Oxidation Numbers • To determine whether a reaction is a redox reaction, oxidation numbers are assigned to elements involved in the reaction. • These numbers are determined by applying a set of rules that treat molecular substances as if they were composed of ions. • Oxidation numbers have no physical meaning. • Oxidation numbers are also known as oxidation states.

Oxidation Number Rules • Free elements have an oxidation number of 0. • In

Oxidation Number Rules • Free elements have an oxidation number of 0. • In ionic compounds composed of simple ions, the oxidation number is the same as the charge on that ion. • Some elements have oxidation numbers that are regarded as fixed, except in a few exceptional circumstances: – Oxygen usually takes -2 in compounds, except in peroxides it is -1. – Hydrogen takes +1 in compounds, except in metal hydrides if is -1. • The sum of the oxidation number in a neutral compound is zero. • In a polyatomic ion the sum of the oxidation numbers is equal to the charge on that ion. • The most electronegative element in a compound has the negative oxidation number.

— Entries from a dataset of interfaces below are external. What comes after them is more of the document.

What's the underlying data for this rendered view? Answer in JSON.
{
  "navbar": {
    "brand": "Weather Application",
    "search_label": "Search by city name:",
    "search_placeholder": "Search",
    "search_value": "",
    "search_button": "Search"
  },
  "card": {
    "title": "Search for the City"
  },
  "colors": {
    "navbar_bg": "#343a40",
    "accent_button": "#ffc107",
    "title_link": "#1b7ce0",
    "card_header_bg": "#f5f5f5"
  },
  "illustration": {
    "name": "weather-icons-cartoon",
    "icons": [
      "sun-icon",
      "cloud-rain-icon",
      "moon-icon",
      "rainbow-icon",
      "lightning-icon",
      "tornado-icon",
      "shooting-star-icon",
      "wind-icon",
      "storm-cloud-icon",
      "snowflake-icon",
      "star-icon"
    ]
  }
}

Variable Oxidation Number • In all their compounds, the group I metals only have

Variable Oxidation Number • In all their compounds, the group I metals only have an oxidation number of +1 and the group II metals only have an oxidation number of +2. • The oxidation numbers of transition metals vary depending on the compound. • The oxidation numbers of non-metallic elements may also vary from compound to compound.

Changing Oxidation Numbers • Once oxidation numbers are assigned to the elements involved in

Changing Oxidation Numbers • Once oxidation numbers are assigned to the elements involved in a chemical reaction, we can look for a change in these numbers during a reaction. • An increased oxidation number means the element has been oxidised. • A decreased oxidation number means the element has been reduced.

Writing Half Equations • Half equations that involve atoms or simple ions can be

Writing Half Equations • Half equations that involve atoms or simple ions can be written with little difficulty, as you just need to add electrons to the appropriate side. • Half equations involving polyatomic ions is a little more difficult. • The process is as follows: 1. Balance all elements except hydrogen and oxygen in the half equation. 2. Balance the oxygen atoms by adding water. 3. Balance the hydrogen atoms by adding H+ ions. 4. Balance the charge by adding electrons.

Volumetric Analysis • This process can also be used to find the concentration of

Volumetric Analysis • This process can also be used to find the concentration of solutions of substances in a redox reaction. • Instead of reacting an acid with a base, a redox titration involves reaction of an oxidant with a reductant. • To find the concentration, the same process is followed as in an acid-base reaction.